Dataset rows describing interfaces

◆ ◆ ◆ ◆ ◆ ◆ ◆

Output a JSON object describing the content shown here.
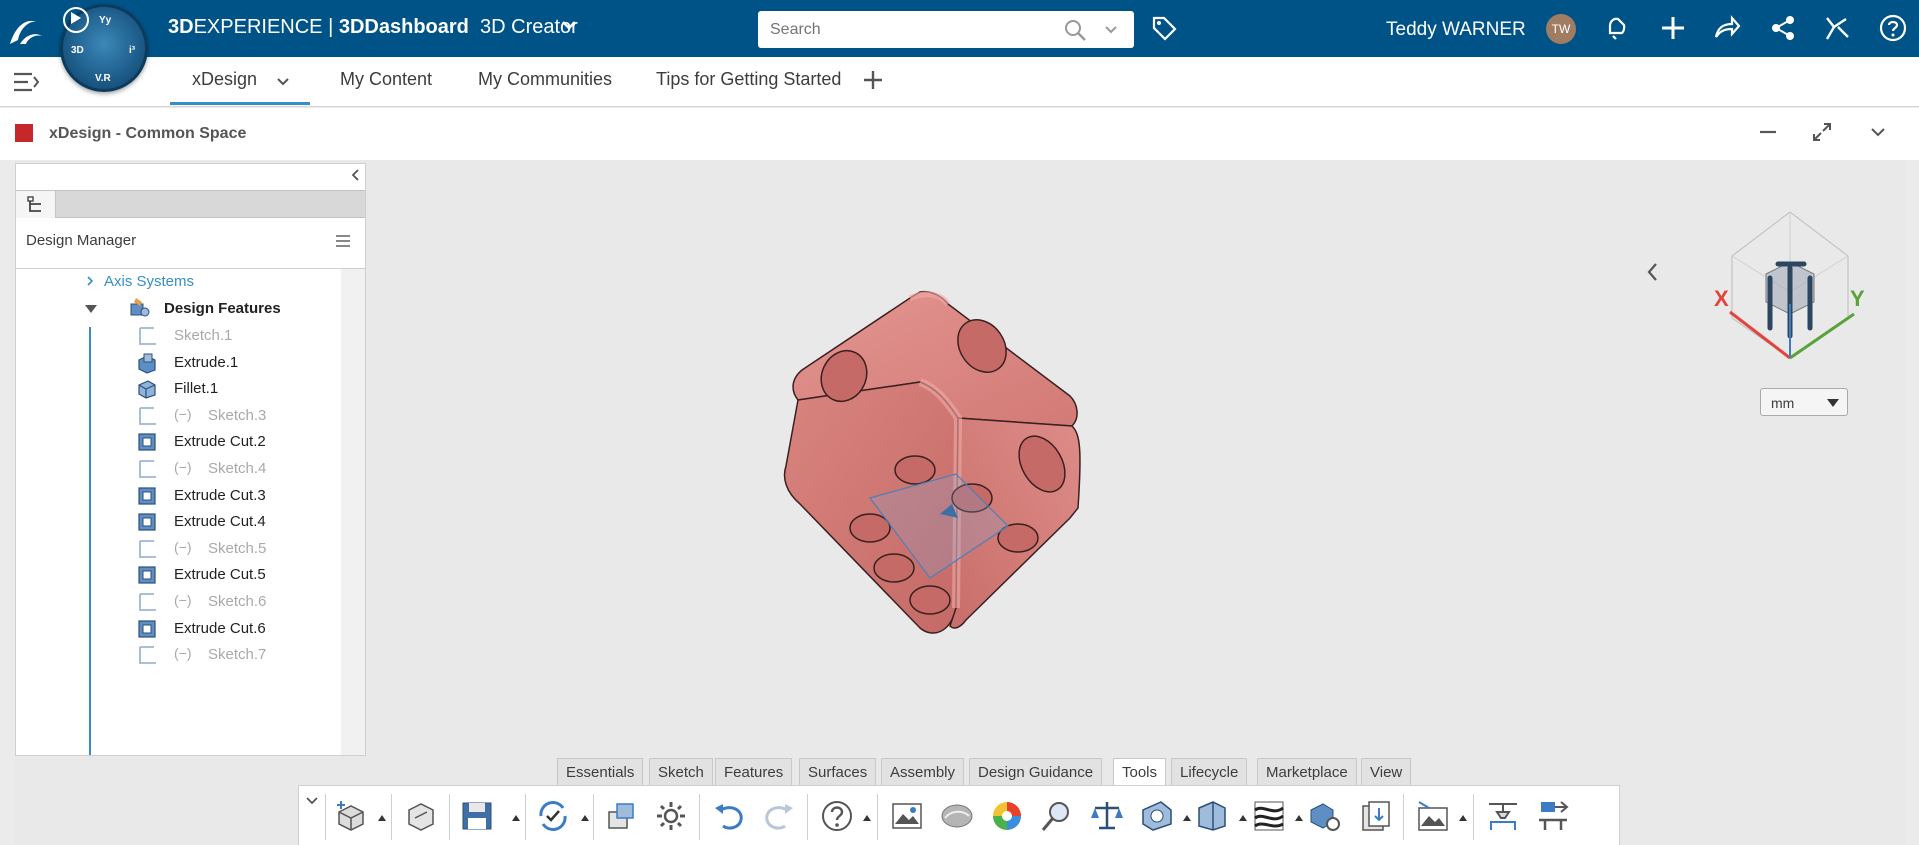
{
  "topbar": {
    "brand_bold": "3D",
    "brand_rest": "EXPERIENCE",
    "separator": " | ",
    "app_bold": "3D",
    "app_rest": "Dashboard",
    "role": "3D Creator",
    "search_placeholder": "Search",
    "user_name": "Teddy WARNER",
    "user_initials": "TW",
    "accent": "#005386"
  },
  "compass": {
    "top": "Yy",
    "left": "3D",
    "right": "i³",
    "bottom": "V.R"
  },
  "tabs": [
    {
      "label": "xDesign"
    },
    {
      "label": "My Content"
    },
    {
      "label": "My Communities"
    },
    {
      "label": "Tips for Getting Started"
    }
  ],
  "widget": {
    "title": "xDesign - Common Space"
  },
  "panel": {
    "title": "Design Manager",
    "tree": [
      {
        "label": "Axis Systems"
      },
      {
        "label": "Design Features"
      },
      {
        "label": "Sketch.1"
      },
      {
        "label": "Extrude.1"
      },
      {
        "label": "Fillet.1"
      },
      {
        "label": "Sketch.3"
      },
      {
        "label": "Extrude Cut.2"
      },
      {
        "label": "Sketch.4"
      },
      {
        "label": "Extrude Cut.3"
      },
      {
        "label": "Extrude Cut.4"
      },
      {
        "label": "Sketch.5"
      },
      {
        "label": "Extrude Cut.5"
      },
      {
        "label": "Sketch.6"
      },
      {
        "label": "Extrude Cut.6"
      },
      {
        "label": "Sketch.7"
      }
    ]
  },
  "navcube": {
    "x_label": "X",
    "y_label": "Y",
    "unit": "mm"
  },
  "action_tabs": [
    "Essentials",
    "Sketch",
    "Features",
    "Surfaces",
    "Assembly",
    "Design Guidance",
    "Tools",
    "Lifecycle",
    "Marketplace",
    "View"
  ],
  "active_action_tab": "Tools",
  "colors": {
    "die": "#d9817d",
    "selection": "#368ec4"
  }
}
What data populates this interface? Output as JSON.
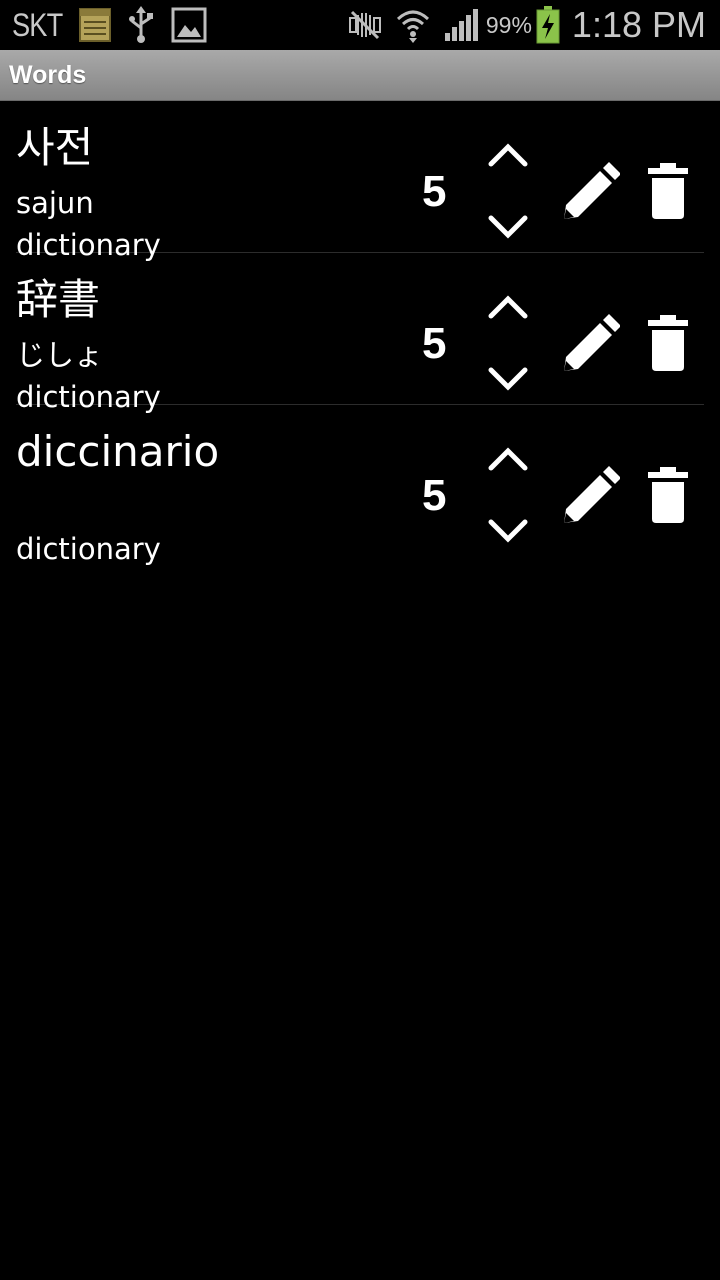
{
  "status_bar": {
    "carrier": "SKT",
    "battery_percent": "99%",
    "time": "1:18 PM",
    "icons": [
      "notes-icon",
      "usb-icon",
      "gallery-icon",
      "mute-icon",
      "wifi-icon",
      "signal-icon",
      "battery-charging-icon"
    ]
  },
  "title_bar": {
    "title": "Words"
  },
  "words": [
    {
      "word": "사전",
      "reading": "sajun",
      "meaning": "dictionary",
      "score": "5"
    },
    {
      "word": "辞書",
      "reading": "じしょ",
      "meaning": "dictionary",
      "score": "5"
    },
    {
      "word": "diccinario",
      "reading": "",
      "meaning": "dictionary",
      "score": "5"
    }
  ],
  "colors": {
    "background": "#000000",
    "titlebar_top": "#a9a9a9",
    "titlebar_bottom": "#858585",
    "text": "#ffffff",
    "status_text": "#c8c8c8",
    "battery_green": "#8bc34a"
  }
}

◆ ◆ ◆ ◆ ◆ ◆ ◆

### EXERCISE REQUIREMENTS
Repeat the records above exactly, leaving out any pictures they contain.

### ANSWER BOX
Output a JSON object describing the content shown here.
{
  "topbar": {
    "brand_bold": "3D",
    "brand_rest": "EXPERIENCE",
    "separator": " | ",
    "app_bold": "3D",
    "app_rest": "Dashboard",
    "role": "3D Creator",
    "search_placeholder": "Search",
    "user_name": "Teddy WARNER",
    "user_initials": "TW",
    "accent": "#005386"
  },
  "compass": {
    "top": "Yy",
    "left": "3D",
    "right": "i³",
    "bottom": "V.R"
  },
  "tabs": [
    {
      "label": "xDesign"
    },
    {
      "label": "My Content"
    },
    {
      "label": "My Communities"
    },
    {
      "label": "Tips for Getting Started"
    }
  ],
  "widget": {
    "title": "xDesign - Common Space"
  },
  "panel": {
    "title": "Design Manager",
    "tree": [
      {
        "label": "Axis Systems"
      },
      {
        "label": "Design Features"
      },
      {
        "label": "Sketch.1"
      },
      {
        "label": "Extrude.1"
      },
      {
        "label": "Fillet.1"
      },
      {
        "label": "Sketch.3"
      },
      {
        "label": "Extrude Cut.2"
      },
      {
        "label": "Sketch.4"
      },
      {
        "label": "Extrude Cut.3"
      },
      {
        "label": "Extrude Cut.4"
      },
      {
        "label": "Sketch.5"
      },
      {
        "label": "Extrude Cut.5"
      },
      {
        "label": "Sketch.6"
      },
      {
        "label": "Extrude Cut.6"
      },
      {
        "label": "Sketch.7"
      }
    ]
  },
  "navcube": {
    "x_label": "X",
    "y_label": "Y",
    "unit": "mm"
  },
  "action_tabs": [
    "Essentials",
    "Sketch",
    "Features",
    "Surfaces",
    "Assembly",
    "Design Guidance",
    "Tools",
    "Lifecycle",
    "Marketplace",
    "View"
  ],
  "active_action_tab": "Tools",
  "colors": {
    "die": "#d9817d",
    "selection": "#368ec4"
  }
}
What data populates this interface? Output as JSON.
{
  "status_bar": {
    "carrier": "SKT",
    "battery_percent": "99%",
    "time": "1:18 PM",
    "icons": [
      "notes-icon",
      "usb-icon",
      "gallery-icon",
      "mute-icon",
      "wifi-icon",
      "signal-icon",
      "battery-charging-icon"
    ]
  },
  "title_bar": {
    "title": "Words"
  },
  "words": [
    {
      "word": "사전",
      "reading": "sajun",
      "meaning": "dictionary",
      "score": "5"
    },
    {
      "word": "辞書",
      "reading": "じしょ",
      "meaning": "dictionary",
      "score": "5"
    },
    {
      "word": "diccinario",
      "reading": "",
      "meaning": "dictionary",
      "score": "5"
    }
  ],
  "colors": {
    "background": "#000000",
    "titlebar_top": "#a9a9a9",
    "titlebar_bottom": "#858585",
    "text": "#ffffff",
    "status_text": "#c8c8c8",
    "battery_green": "#8bc34a"
  }
}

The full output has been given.